The answer is not so simple. Or at least it shouldn’t be. You and your project team could – and should – spend one or several meetings just coming up with the answer to “What do we mean by…?” It’s an exercise that puts specifics around a fuzzy concept, and what you will find is that as you reduce ambiguity, you begin realizing that most of those specifics are measurable.

Douglas Hubbard defines this exercise as a clarification chain:

  1. If something is better or worse, then it is different in some relevant way.
  2. Differences are observable.
  3. If it is observable, it can be detected as an amount or range of possible amounts.
  4. If it can be detected as a range of possible amounts, it can be measured.
As you come up with measurable specifics, uncertainty is reduced and confidence is increased.

Here’s an example. How often have you heard the term “network agility?” Probably pretty close to the number of times you’ve listened to product pitches over the past five or so years, right? It’s a species of intangible commonly known as marketing fluff.
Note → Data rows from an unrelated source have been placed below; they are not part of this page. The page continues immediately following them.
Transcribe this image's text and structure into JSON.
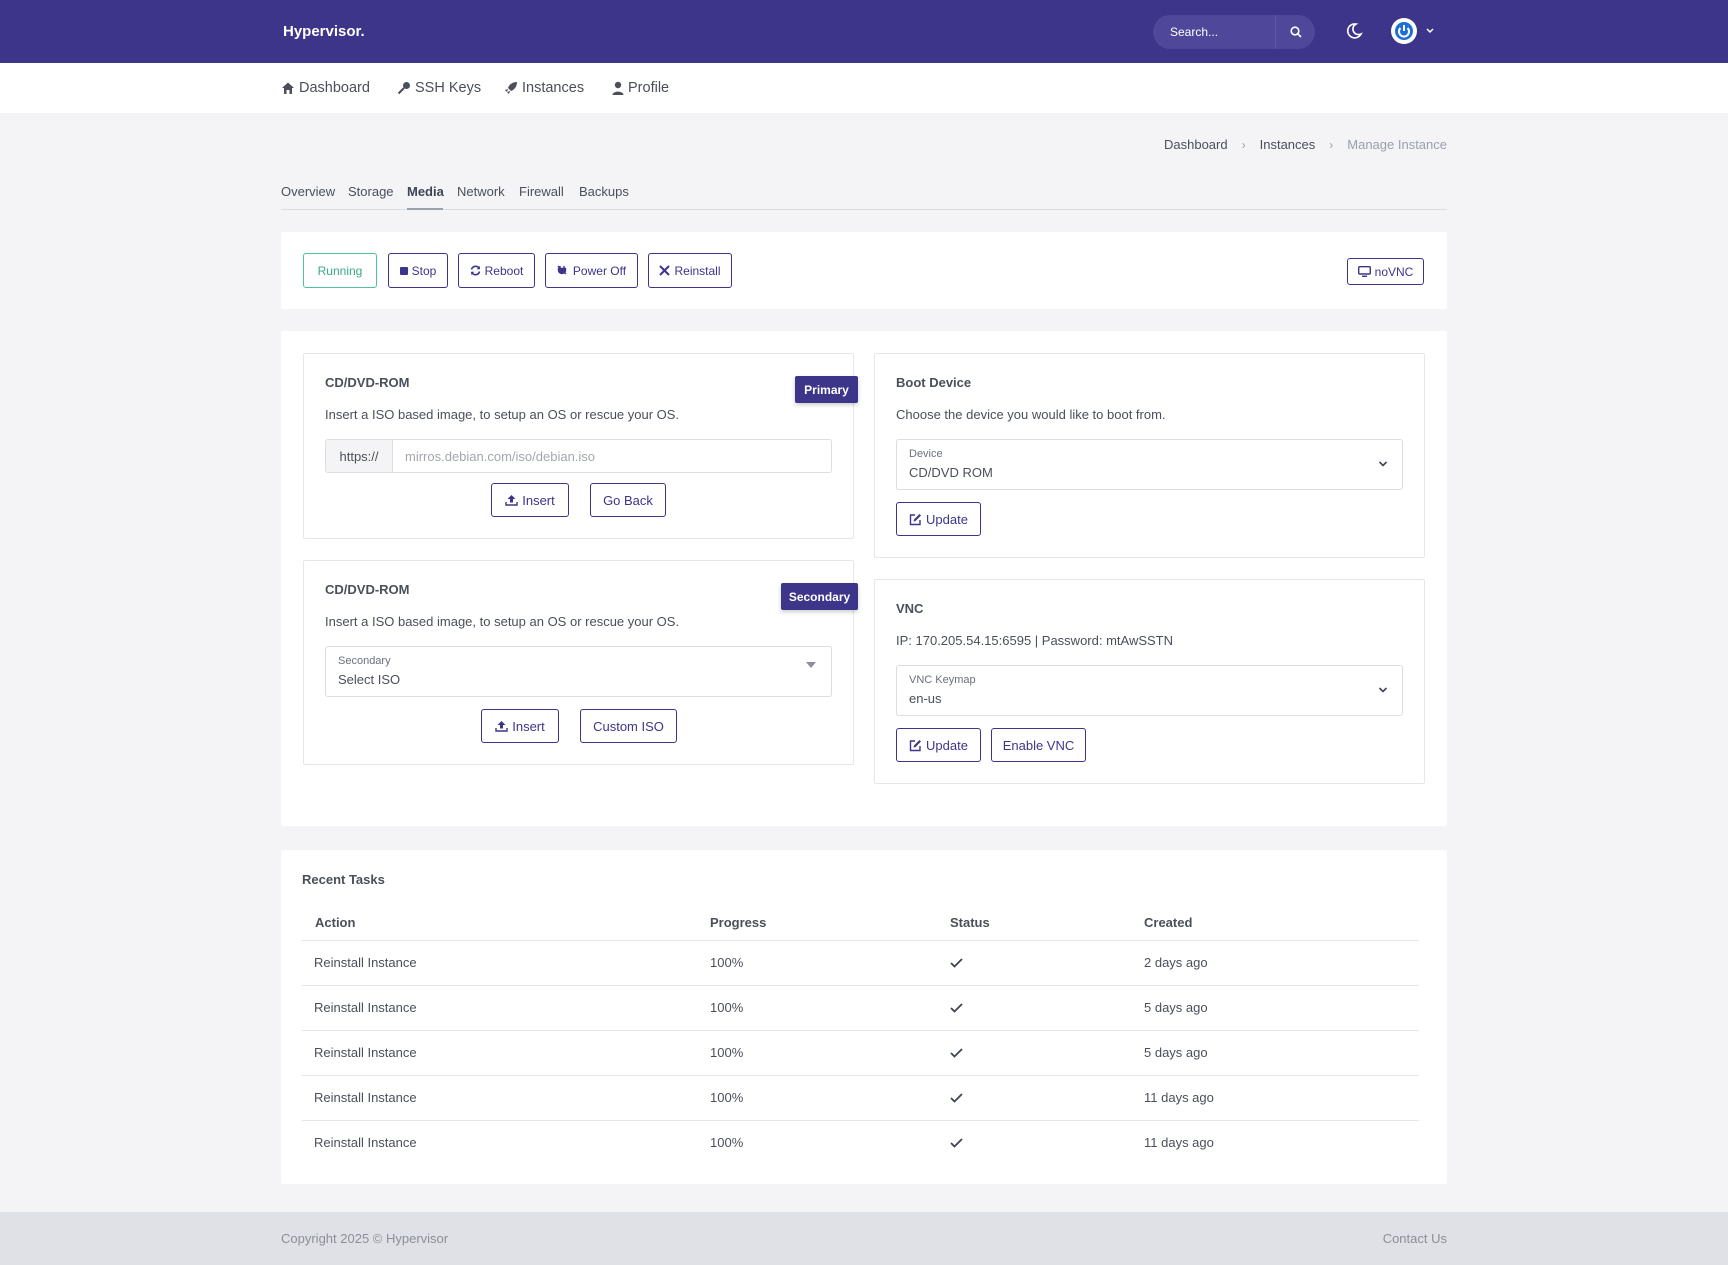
{
  "brand": "Hypervisor.",
  "search": {
    "placeholder": "Search..."
  },
  "nav": [
    {
      "label": "Dashboard",
      "icon": "home-icon"
    },
    {
      "label": "SSH Keys",
      "icon": "key-icon"
    },
    {
      "label": "Instances",
      "icon": "rocket-icon"
    },
    {
      "label": "Profile",
      "icon": "user-icon"
    }
  ],
  "breadcrumb": [
    "Dashboard",
    "Instances",
    "Manage Instance"
  ],
  "tabs": [
    "Overview",
    "Storage",
    "Media",
    "Network",
    "Firewall",
    "Backups"
  ],
  "active_tab": "Media",
  "actions": {
    "status": "Running",
    "stop": "Stop",
    "reboot": "Reboot",
    "poweroff": "Power Off",
    "reinstall": "Reinstall",
    "novnc": "noVNC"
  },
  "primary_cd": {
    "title": "CD/DVD-ROM",
    "badge": "Primary",
    "desc": "Insert a ISO based image, to setup an OS or rescue your OS.",
    "prefix": "https://",
    "placeholder": "mirros.debian.com/iso/debian.iso",
    "insert": "Insert",
    "back": "Go Back"
  },
  "secondary_cd": {
    "title": "CD/DVD-ROM",
    "badge": "Secondary",
    "desc": "Insert a ISO based image, to setup an OS or rescue your OS.",
    "select_label": "Secondary",
    "select_value": "Select ISO",
    "insert": "Insert",
    "custom": "Custom ISO"
  },
  "boot": {
    "title": "Boot Device",
    "desc": "Choose the device you would like to boot from.",
    "select_label": "Device",
    "select_value": "CD/DVD ROM",
    "update": "Update"
  },
  "vnc": {
    "title": "VNC",
    "info": "IP: 170.205.54.15:6595 | Password: mtAwSSTN",
    "select_label": "VNC Keymap",
    "select_value": "en-us",
    "update": "Update",
    "enable": "Enable VNC"
  },
  "tasks": {
    "title": "Recent Tasks",
    "headers": [
      "Action",
      "Progress",
      "Status",
      "Created"
    ],
    "rows": [
      {
        "action": "Reinstall Instance",
        "progress": "100%",
        "status": "check-icon",
        "created": "2 days ago"
      },
      {
        "action": "Reinstall Instance",
        "progress": "100%",
        "status": "check-icon",
        "created": "5 days ago"
      },
      {
        "action": "Reinstall Instance",
        "progress": "100%",
        "status": "check-icon",
        "created": "5 days ago"
      },
      {
        "action": "Reinstall Instance",
        "progress": "100%",
        "status": "check-icon",
        "created": "11 days ago"
      },
      {
        "action": "Reinstall Instance",
        "progress": "100%",
        "status": "check-icon",
        "created": "11 days ago"
      }
    ]
  },
  "footer": {
    "copyright": "Copyright 2025 © Hypervisor",
    "contact": "Contact Us"
  },
  "colors": {
    "brand": "#3c358a",
    "running": "#38a889",
    "background": "#f4f4f6"
  }
}
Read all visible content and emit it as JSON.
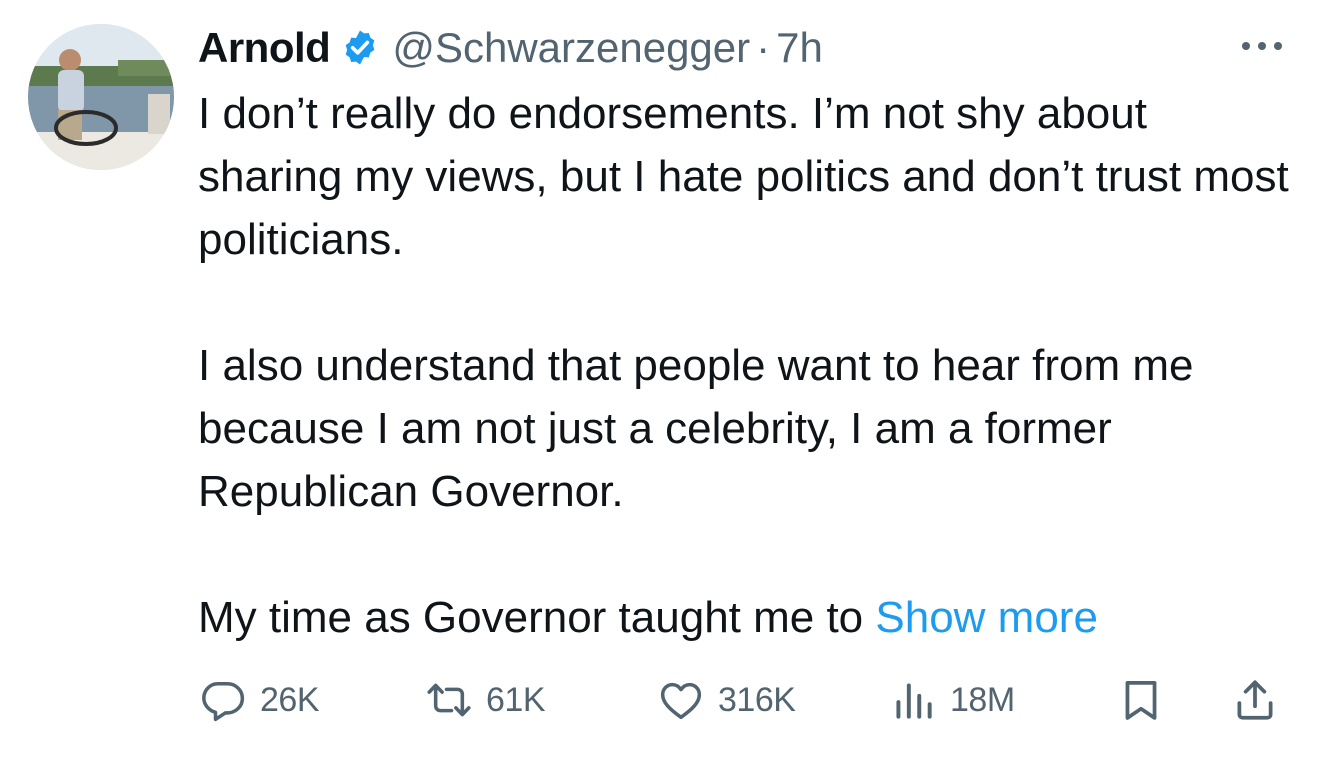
{
  "author": {
    "name": "Arnold",
    "handle": "@Schwarzenegger",
    "separator": "·",
    "time": "7h",
    "verified": true
  },
  "tweet": {
    "paragraphs": [
      "I don’t really do endorsements. I’m not shy about sharing my views, but I hate politics and don’t trust most politicians.",
      "I also understand that people want to hear from me because I am not just a celebrity, I am a former Republican Governor."
    ],
    "truncated_text": "My time as Governor taught me to ",
    "show_more_label": "Show more"
  },
  "actions": {
    "replies": "26K",
    "retweets": "61K",
    "likes": "316K",
    "views": "18M"
  },
  "icons": {
    "more": "more-horizontal-icon",
    "verified": "verified-badge-icon",
    "reply": "reply-icon",
    "retweet": "retweet-icon",
    "like": "heart-icon",
    "views": "analytics-icon",
    "bookmark": "bookmark-icon",
    "share": "share-icon"
  },
  "colors": {
    "text": "#0f1419",
    "secondary": "#536471",
    "link": "#1d9bf0",
    "verified": "#1d9bf0"
  }
}
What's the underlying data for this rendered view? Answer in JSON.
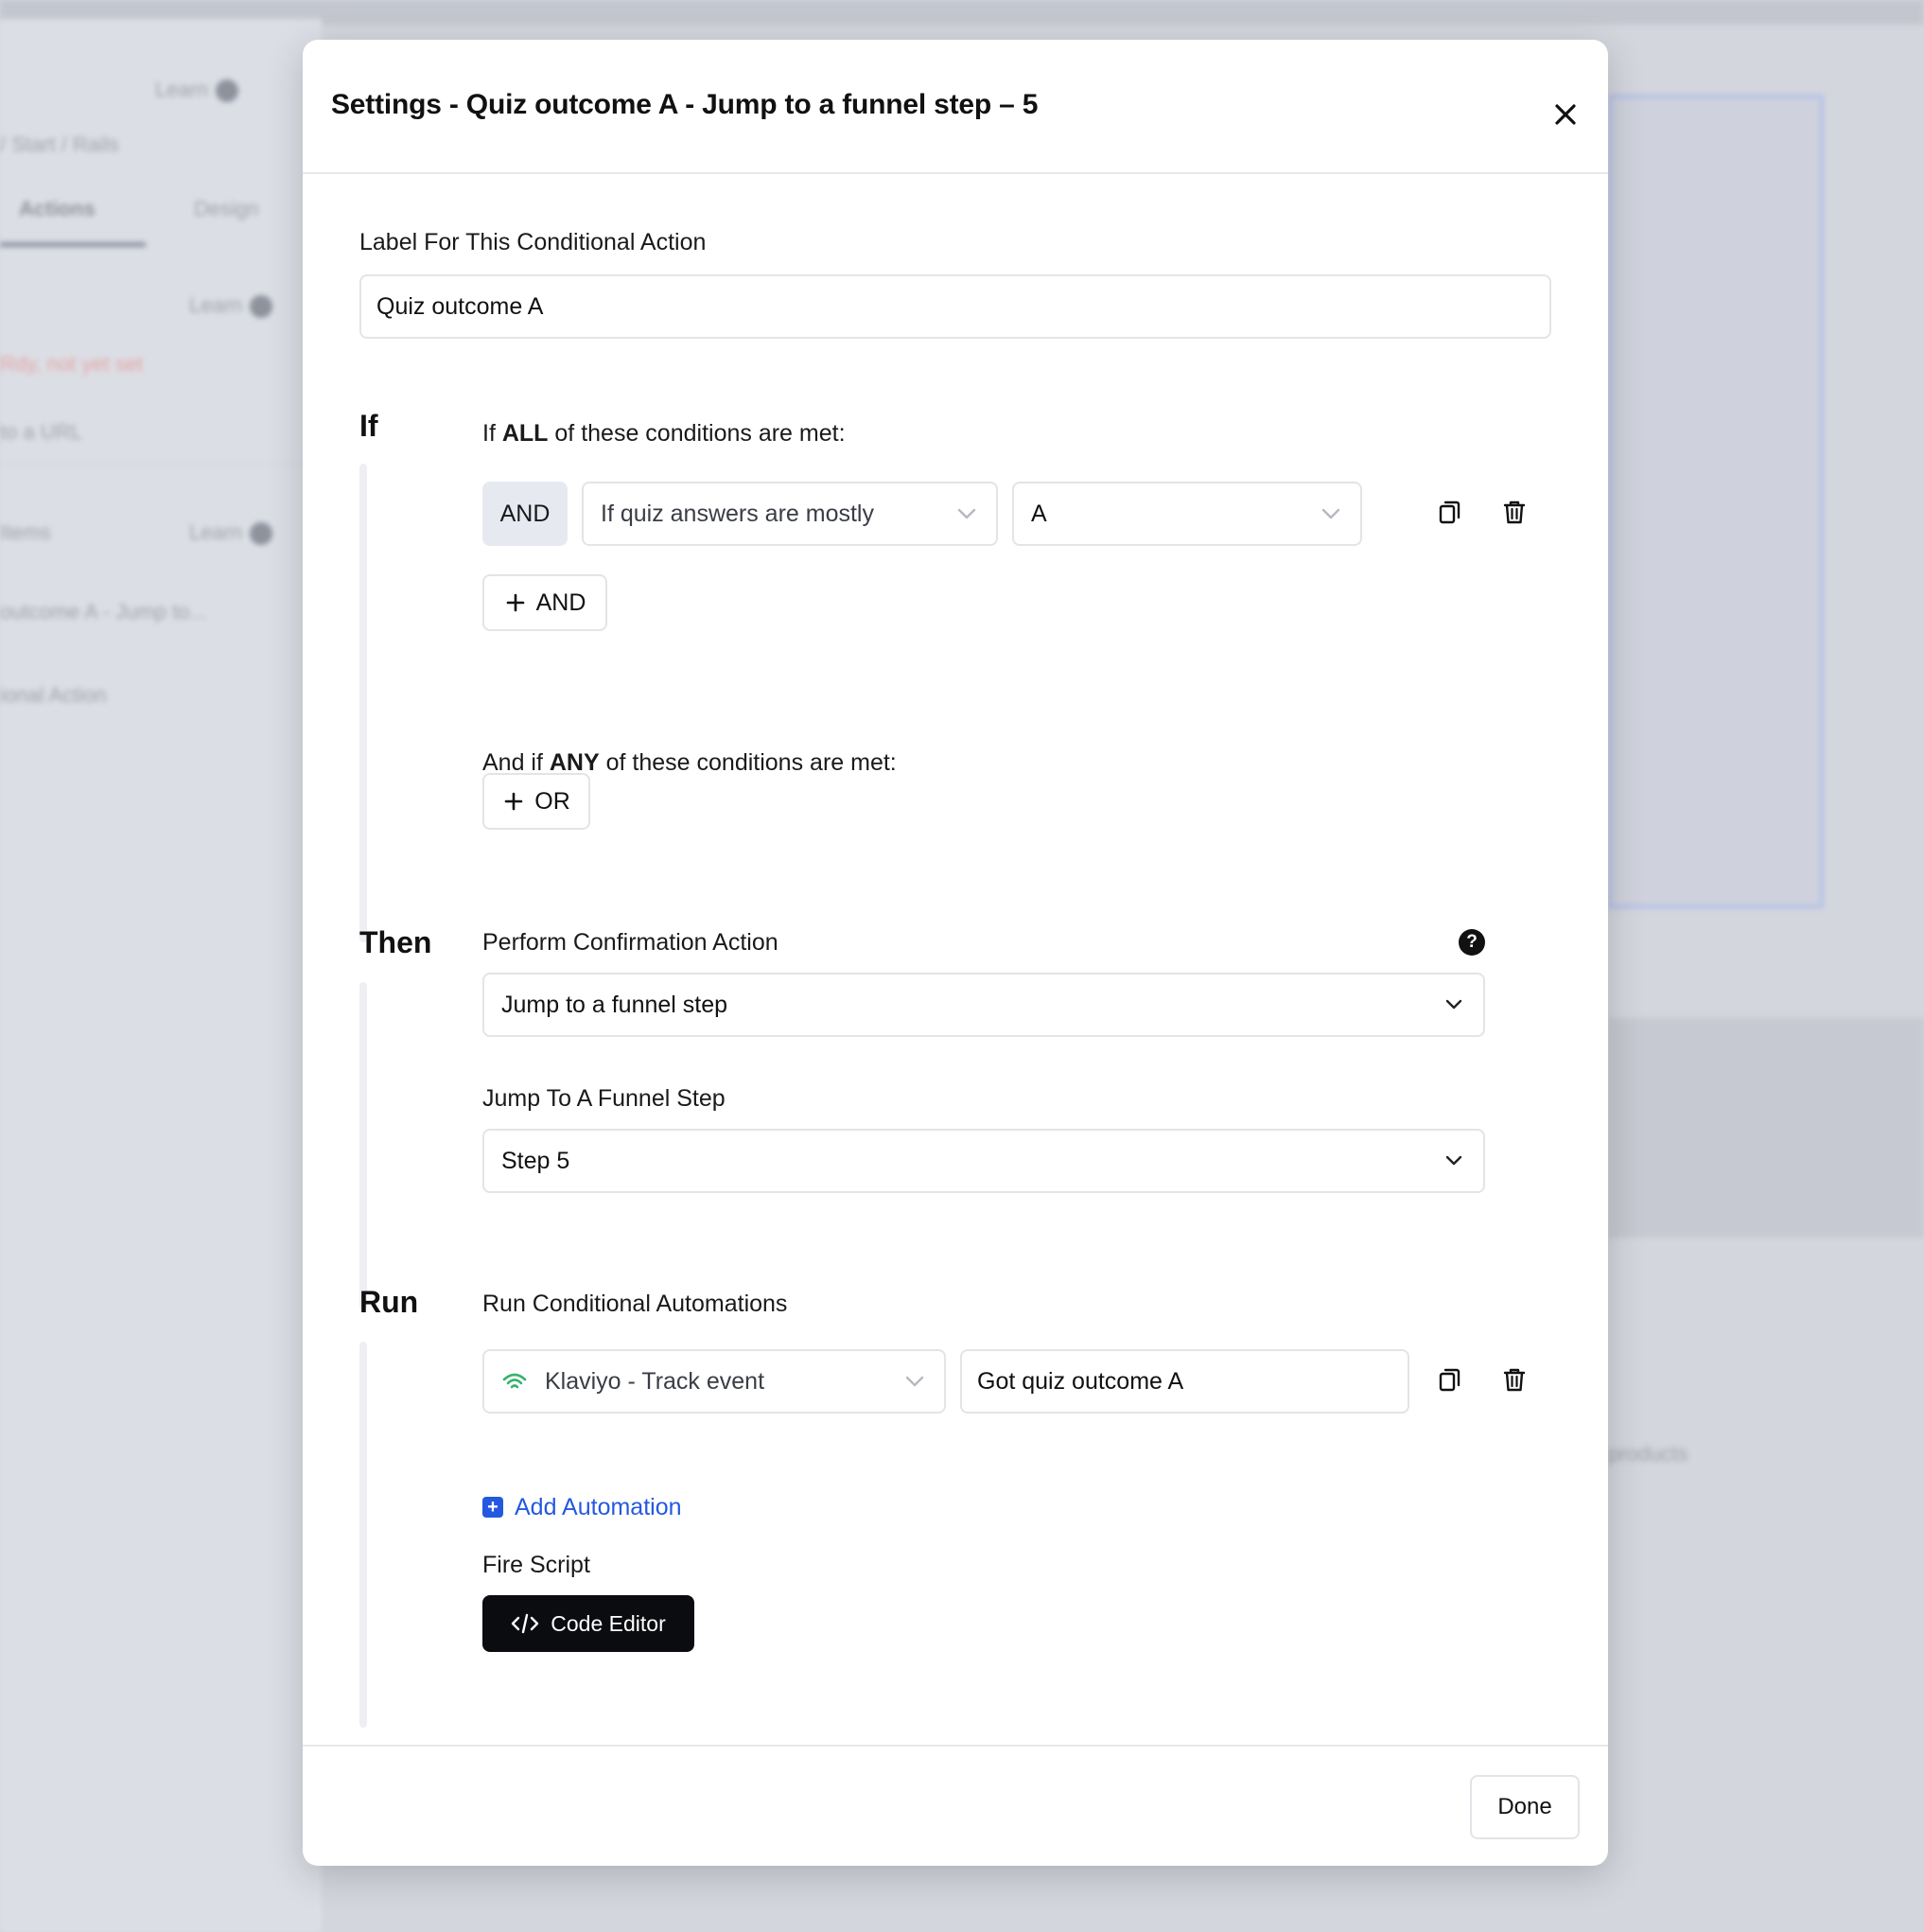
{
  "background": {
    "top_label": "Learn",
    "breadcrumb": "/ Start / Rails",
    "tabs": [
      "Actions",
      "Design"
    ],
    "learn_1": "Learn",
    "warning_text": "Rdy, not yet set",
    "url_text": "to a URL",
    "items_label": "Items",
    "learn_2": "Learn",
    "item_text": "outcome A - Jump to...",
    "action_text": "ional Action",
    "products_text": "products"
  },
  "modal": {
    "title": "Settings - Quiz outcome A - Jump to a funnel step – 5",
    "label_section": {
      "label": "Label For This Conditional Action",
      "value": "Quiz outcome A"
    },
    "if_section": {
      "heading": "If",
      "all_prefix": "If ",
      "all_bold": "ALL",
      "all_suffix": " of these conditions are met:",
      "and_chip": "AND",
      "condition_field": "If quiz answers are mostly",
      "condition_value": "A",
      "add_and_label": "AND",
      "any_prefix": "And if ",
      "any_bold": "ANY",
      "any_suffix": " of these conditions are met:",
      "add_or_label": "OR"
    },
    "then_section": {
      "heading": "Then",
      "action_label": "Perform Confirmation Action",
      "action_value": "Jump to a funnel step",
      "step_label": "Jump To A Funnel Step",
      "step_value": "Step 5"
    },
    "run_section": {
      "heading": "Run",
      "automations_label": "Run Conditional Automations",
      "automation_type": "Klaviyo - Track event",
      "automation_event": "Got quiz outcome A",
      "add_automation_label": "Add Automation",
      "fire_script_label": "Fire Script",
      "code_editor_label": "Code Editor"
    },
    "done_label": "Done"
  },
  "colors": {
    "accent_blue": "#2458e0",
    "klaviyo_green": "#34b36a",
    "dark_button": "#0b0c10"
  }
}
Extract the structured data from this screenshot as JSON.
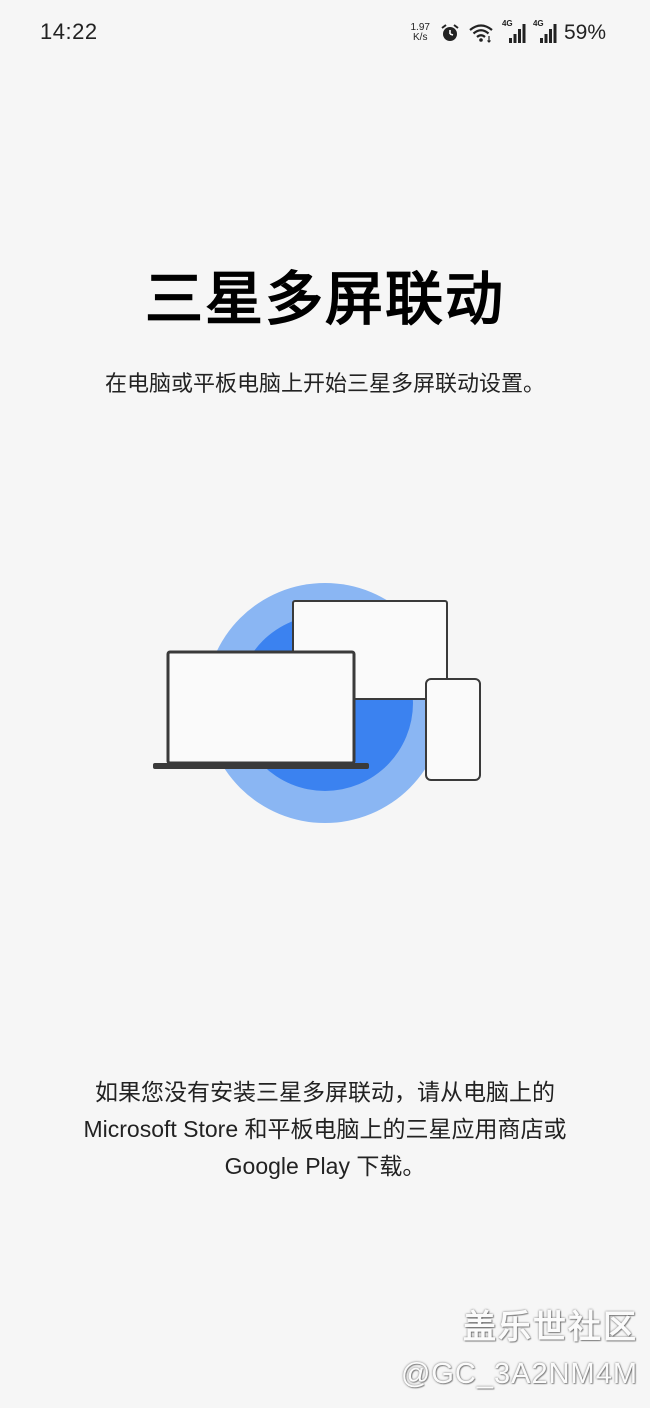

We usually understand it to mean something like “the ability of the network to quickly adapt to change.”

Okay, how do we quantify “quickly” as a difference between what we have and what the product will do for us? Days versus weeks? Hours versus days? Seconds versus hours?

What does “adapt” mean? Does it mean the network can continue meeting certain performance benchmarks under variable application demands? What are those benchmarks? What are the characteristics of the variable application demands? Notice that digging a little deeper gets us closer to things that can be measured.

And what does “change” mean? Network anomalies? What kind of anomalies? Does it mean adding and modifying a virtualization overlays like VXLAN or SD-WAN? Does it mean a new kind of security threat?

Asking progressively more detailed questions about how a product might improve the agility of your particular network can help you (assuming you see potential business value) design and run a proof of concept trial with specific expectations defining success. The PoC results, in turn, give you the data you need to go into the boardroom and answer the pointed business questions of “What are the benefits?” and “What are the risks?”

But you’re going to be asked an even more difficult question: What is your confidence level that your benefit and risk projections are correct?

What the heck is a confidence level, and how do you determine it? Or as I asked it in my previous post, how do we know a measurement is close enough? I’ll address that in my next post.

In the meantime, I’ve promised myself that this past season – cut short by coronavirus concerns – will be the last season that I don’t get my skis on. A Colorado winter is a terrible thing to waste, so I’ve got some knee exercises to get to.